The chosen proposal, put together by a multinational team led by French architect Christian de Portzamparc, will create a "symbolic area for the EU institutions," said Kallas, giving "body and soul to the European political project" and providing the Commission with much-needed office space.
Rue de la Loi focus for new development
Centred on the Rue de la Loi, which runs from the Schuman roundabout – home to the EU executive's Berlaymont headquarters – to the Belgian capital's inner ring road, the revamp will see the construction of new offices, public spaces, shops and possibly a crèche for employees of the EU institutions.
The idea is to "regroup departments in bigger, more efficient buildings, ensuring a real mix of office blocks, shops and housing," according to the EU executive, with the ultimate goal of "reducing the Commission's overall environmental footprint," providing "good connections to public transport" and contributing to the "beautification of the Rue de la Loi and its surroundings".
The EU executive and Brussels Capital Region want to incorporate 400, 000 m² of Commission property on each side of the Rue de la Loi – thus moving 230, 000 m² of office space there. Currently, the EU executive occupies just 170,000 m² in the area covered by the competition.
De Portzamparc's vision, outlined in a presentation delivered yesterday, features a cluster of tall, glass towers close to the Charlemagne block as its "flagship" buildings, and concentrates most new construction along that side of the Rue de la Loi.

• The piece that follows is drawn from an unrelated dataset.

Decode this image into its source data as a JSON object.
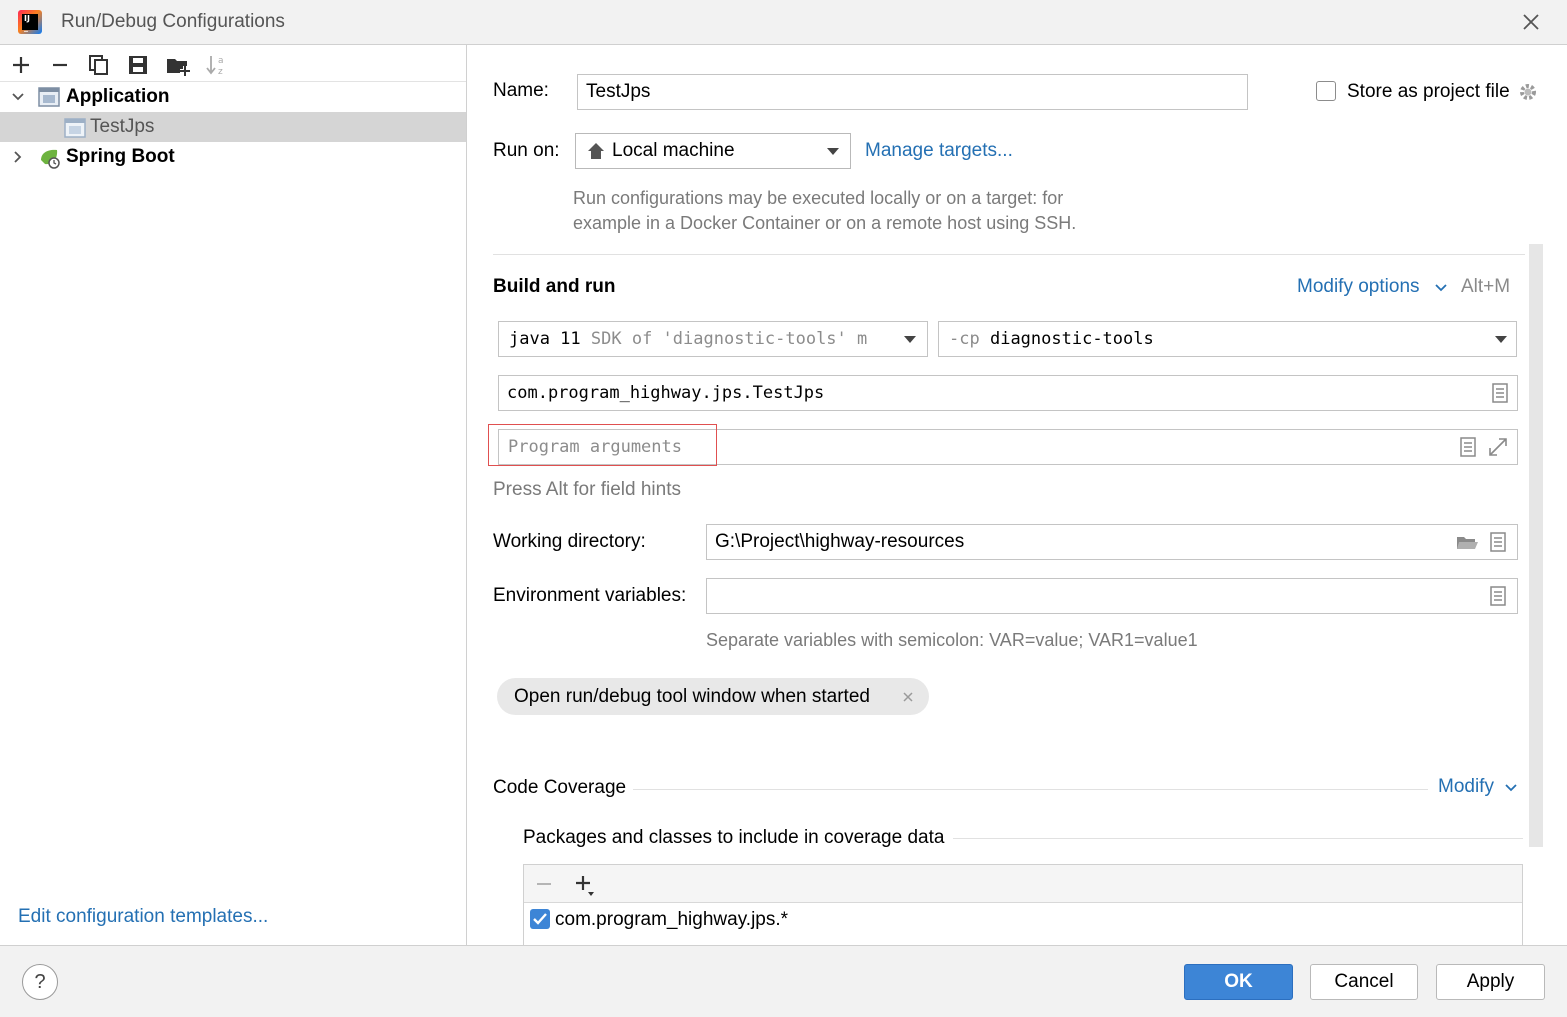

Minister-President of the Brussels Capital Region Charles Picqué described the proposed towers as "iconic buildings that will be among the highest in Brussels". "Building higher allows you to turn closed blocks into open spaces," he explained.
The EU area is no stranger to new construction. Indeed, new Council premises are currently being built next to the present Justus Lipsius building, while the train station beneath the Schuman roundabout is being modernised to better link the metro with the national rail network.
An EU official stressed that the aim of the new project is "to increase the density of the Rue de la Loi, not to build a skyline," pointing to the need to preserve the view towards the arch in nearby Parc du Cinquantenaire.
...but more open space
Indeed, the presentation also featured two-way traffic either side of a tramline running the length of the street, with a widened boulevard giving more space for trees and green spaces.
Picqué warned that mobility will be crucial to the success of any future development. "We are not going to ban traffic, but we want two-way traffic, public transport and a greening of the Rue de la Loi," he explained, admitting: "We are going to have to do a lot more thinking here."
At present, the Rue de la Loi is one of the city's busiest thoroughfares and features a huge tunnel linking central Brussels to the motorway system. "I am not in favour of keeping the current motor canyon," Picqué said, "but we have to respect the challenge. It's about mobility with functional constraints".
Picqué was quick to stress that the idea is not to "totally scrap and rebuild" everything. "It will be built over time. We won't just knock everything down and create a huge building site, and it won't involve a lot of compulsory purchase orders," he said, suggesting that the area's redevelopment could take about 15 years.
Commissioner Kallas denied that cost would be an issue, saying the EU executive will pay for the construction of new buildings from its own budget. "The Commission prefers to own its buildings, but renting is also possible. The cost will be within our budgetary limits."
The EU executive is also looking to decentralise by developing a further 1-3 sites outside the central area. It is currently considering nine locations and "will reach a decision in the course of the year".